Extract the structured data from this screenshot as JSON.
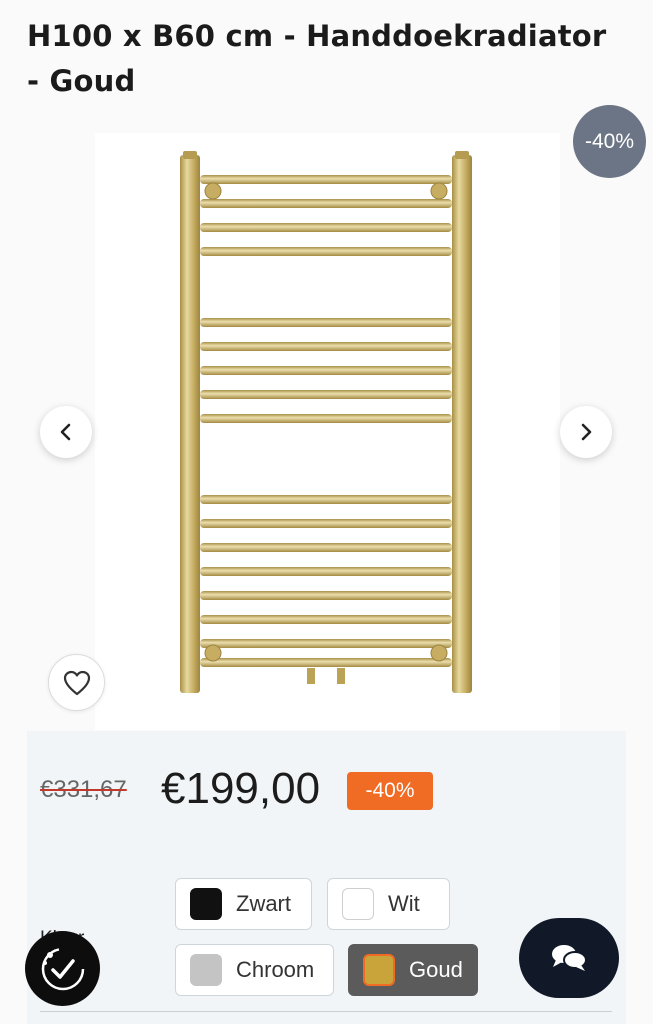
{
  "product": {
    "title": "H100 x B60 cm - Handdoekradiator - Goud",
    "discount_label": "-40%"
  },
  "price": {
    "old": "€331,67",
    "new": "€199,00",
    "badge": "-40%"
  },
  "colors": {
    "label": "Kleur",
    "options": [
      {
        "label": "Zwart",
        "swatch": "#111111",
        "selected": false
      },
      {
        "label": "Wit",
        "swatch": "#ffffff",
        "selected": false
      },
      {
        "label": "Chroom",
        "swatch": "#c4c4c4",
        "selected": false
      },
      {
        "label": "Goud",
        "swatch": "#c9a43b",
        "selected": true
      }
    ]
  },
  "icons": {
    "prev": "chevron-left-icon",
    "next": "chevron-right-icon",
    "favorite": "heart-icon",
    "chat": "chat-bubbles-icon",
    "reviews": "verified-check-icon"
  },
  "theme": {
    "accent": "#f06b24",
    "badge_grey": "#6c7585",
    "selected_bg": "#5b5b5b",
    "radiator_gold": "#c9b46a"
  }
}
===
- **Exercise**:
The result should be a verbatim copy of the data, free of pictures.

- **Result**:
Extract the structured data from this screenshot as JSON.
{
  "product": {
    "title": "H100 x B60 cm - Handdoekradiator - Goud",
    "discount_label": "-40%"
  },
  "price": {
    "old": "€331,67",
    "new": "€199,00",
    "badge": "-40%"
  },
  "colors": {
    "label": "Kleur",
    "options": [
      {
        "label": "Zwart",
        "swatch": "#111111",
        "selected": false
      },
      {
        "label": "Wit",
        "swatch": "#ffffff",
        "selected": false
      },
      {
        "label": "Chroom",
        "swatch": "#c4c4c4",
        "selected": false
      },
      {
        "label": "Goud",
        "swatch": "#c9a43b",
        "selected": true
      }
    ]
  },
  "icons": {
    "prev": "chevron-left-icon",
    "next": "chevron-right-icon",
    "favorite": "heart-icon",
    "chat": "chat-bubbles-icon",
    "reviews": "verified-check-icon"
  },
  "theme": {
    "accent": "#f06b24",
    "badge_grey": "#6c7585",
    "selected_bg": "#5b5b5b",
    "radiator_gold": "#c9b46a"
  }
}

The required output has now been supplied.